**Exercise aim:** Could you repeat all of the entries exactly, leaving out any pictures?
-- Material shown follows --
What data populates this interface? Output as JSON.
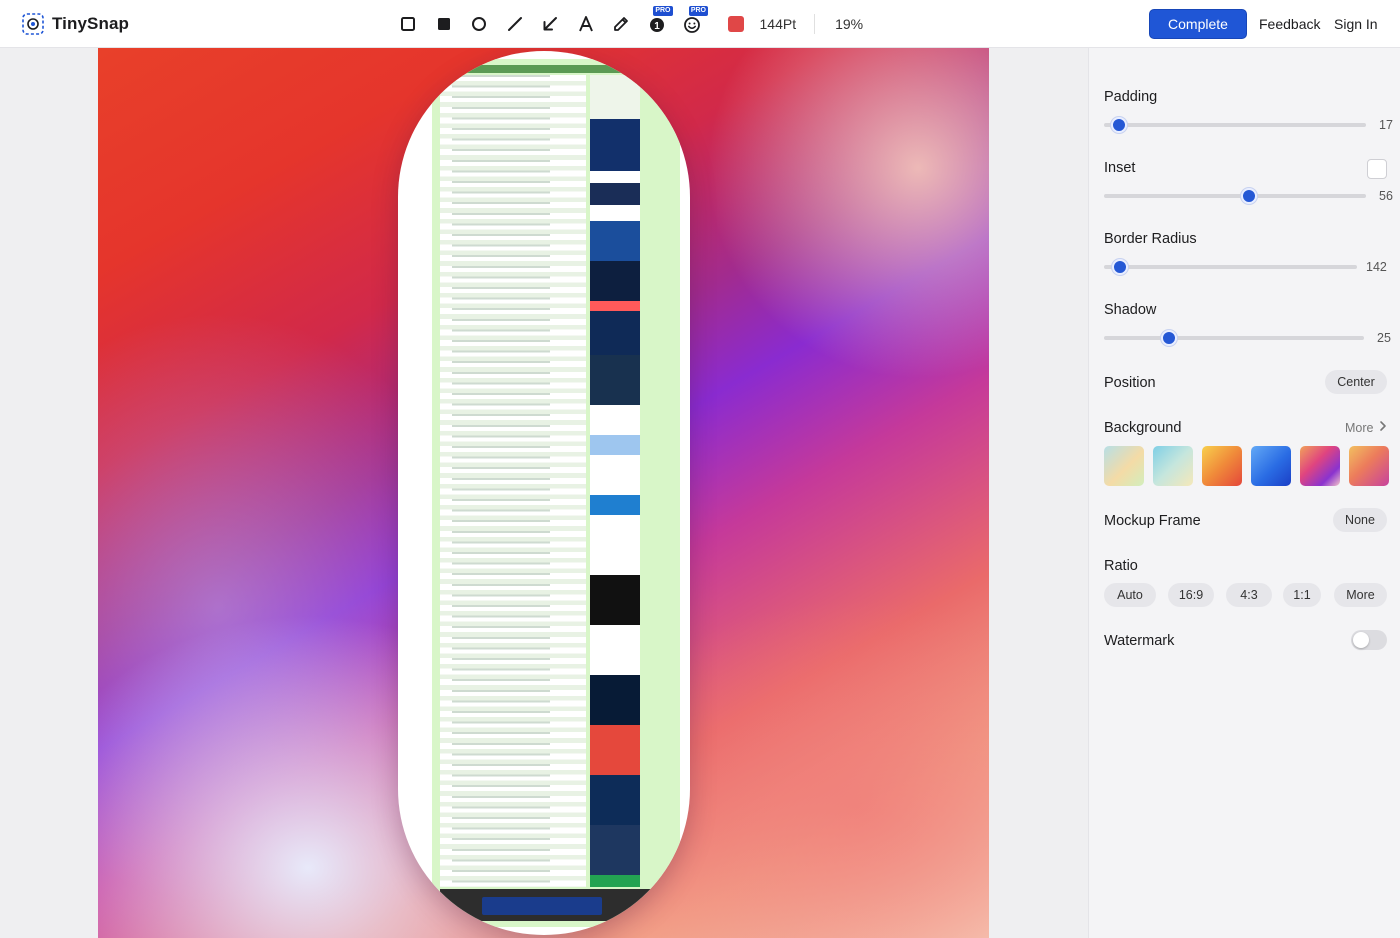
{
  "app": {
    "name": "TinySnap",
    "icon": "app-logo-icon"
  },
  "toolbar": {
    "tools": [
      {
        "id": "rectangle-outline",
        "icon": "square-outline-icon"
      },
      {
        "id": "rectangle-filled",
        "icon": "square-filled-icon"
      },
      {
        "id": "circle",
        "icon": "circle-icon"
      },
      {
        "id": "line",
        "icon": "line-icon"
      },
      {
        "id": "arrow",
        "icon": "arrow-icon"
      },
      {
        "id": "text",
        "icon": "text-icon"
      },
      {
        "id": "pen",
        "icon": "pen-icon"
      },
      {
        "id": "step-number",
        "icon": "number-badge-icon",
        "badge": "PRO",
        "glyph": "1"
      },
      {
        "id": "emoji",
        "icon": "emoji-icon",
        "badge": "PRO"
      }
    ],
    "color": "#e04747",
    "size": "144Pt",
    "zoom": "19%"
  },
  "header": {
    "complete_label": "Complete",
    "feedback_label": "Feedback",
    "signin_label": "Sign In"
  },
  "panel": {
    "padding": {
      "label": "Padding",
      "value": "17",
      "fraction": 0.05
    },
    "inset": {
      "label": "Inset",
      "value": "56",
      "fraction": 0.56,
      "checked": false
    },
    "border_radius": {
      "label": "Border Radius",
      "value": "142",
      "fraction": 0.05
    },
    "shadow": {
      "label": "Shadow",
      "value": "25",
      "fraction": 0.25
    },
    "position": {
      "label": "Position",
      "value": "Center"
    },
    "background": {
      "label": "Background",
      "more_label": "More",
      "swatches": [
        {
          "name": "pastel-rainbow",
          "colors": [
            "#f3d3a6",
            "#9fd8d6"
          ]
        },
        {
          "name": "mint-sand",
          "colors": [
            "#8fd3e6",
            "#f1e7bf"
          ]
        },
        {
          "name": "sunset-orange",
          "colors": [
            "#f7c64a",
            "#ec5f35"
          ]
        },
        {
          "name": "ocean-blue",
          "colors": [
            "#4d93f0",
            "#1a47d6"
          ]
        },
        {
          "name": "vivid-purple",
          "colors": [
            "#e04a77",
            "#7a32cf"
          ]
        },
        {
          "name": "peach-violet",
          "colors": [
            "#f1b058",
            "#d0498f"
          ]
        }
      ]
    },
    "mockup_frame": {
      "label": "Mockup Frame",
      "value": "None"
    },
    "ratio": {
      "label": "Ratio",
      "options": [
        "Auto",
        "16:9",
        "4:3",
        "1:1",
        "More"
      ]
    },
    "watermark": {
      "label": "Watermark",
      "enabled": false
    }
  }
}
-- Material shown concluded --
**Written reply:**
What data populates this interface? Output as JSON.
{
  "app": {
    "name": "TinySnap",
    "icon": "app-logo-icon"
  },
  "toolbar": {
    "tools": [
      {
        "id": "rectangle-outline",
        "icon": "square-outline-icon"
      },
      {
        "id": "rectangle-filled",
        "icon": "square-filled-icon"
      },
      {
        "id": "circle",
        "icon": "circle-icon"
      },
      {
        "id": "line",
        "icon": "line-icon"
      },
      {
        "id": "arrow",
        "icon": "arrow-icon"
      },
      {
        "id": "text",
        "icon": "text-icon"
      },
      {
        "id": "pen",
        "icon": "pen-icon"
      },
      {
        "id": "step-number",
        "icon": "number-badge-icon",
        "badge": "PRO",
        "glyph": "1"
      },
      {
        "id": "emoji",
        "icon": "emoji-icon",
        "badge": "PRO"
      }
    ],
    "color": "#e04747",
    "size": "144Pt",
    "zoom": "19%"
  },
  "header": {
    "complete_label": "Complete",
    "feedback_label": "Feedback",
    "signin_label": "Sign In"
  },
  "panel": {
    "padding": {
      "label": "Padding",
      "value": "17",
      "fraction": 0.05
    },
    "inset": {
      "label": "Inset",
      "value": "56",
      "fraction": 0.56,
      "checked": false
    },
    "border_radius": {
      "label": "Border Radius",
      "value": "142",
      "fraction": 0.05
    },
    "shadow": {
      "label": "Shadow",
      "value": "25",
      "fraction": 0.25
    },
    "position": {
      "label": "Position",
      "value": "Center"
    },
    "background": {
      "label": "Background",
      "more_label": "More",
      "swatches": [
        {
          "name": "pastel-rainbow",
          "colors": [
            "#f3d3a6",
            "#9fd8d6"
          ]
        },
        {
          "name": "mint-sand",
          "colors": [
            "#8fd3e6",
            "#f1e7bf"
          ]
        },
        {
          "name": "sunset-orange",
          "colors": [
            "#f7c64a",
            "#ec5f35"
          ]
        },
        {
          "name": "ocean-blue",
          "colors": [
            "#4d93f0",
            "#1a47d6"
          ]
        },
        {
          "name": "vivid-purple",
          "colors": [
            "#e04a77",
            "#7a32cf"
          ]
        },
        {
          "name": "peach-violet",
          "colors": [
            "#f1b058",
            "#d0498f"
          ]
        }
      ]
    },
    "mockup_frame": {
      "label": "Mockup Frame",
      "value": "None"
    },
    "ratio": {
      "label": "Ratio",
      "options": [
        "Auto",
        "16:9",
        "4:3",
        "1:1",
        "More"
      ]
    },
    "watermark": {
      "label": "Watermark",
      "enabled": false
    }
  }
}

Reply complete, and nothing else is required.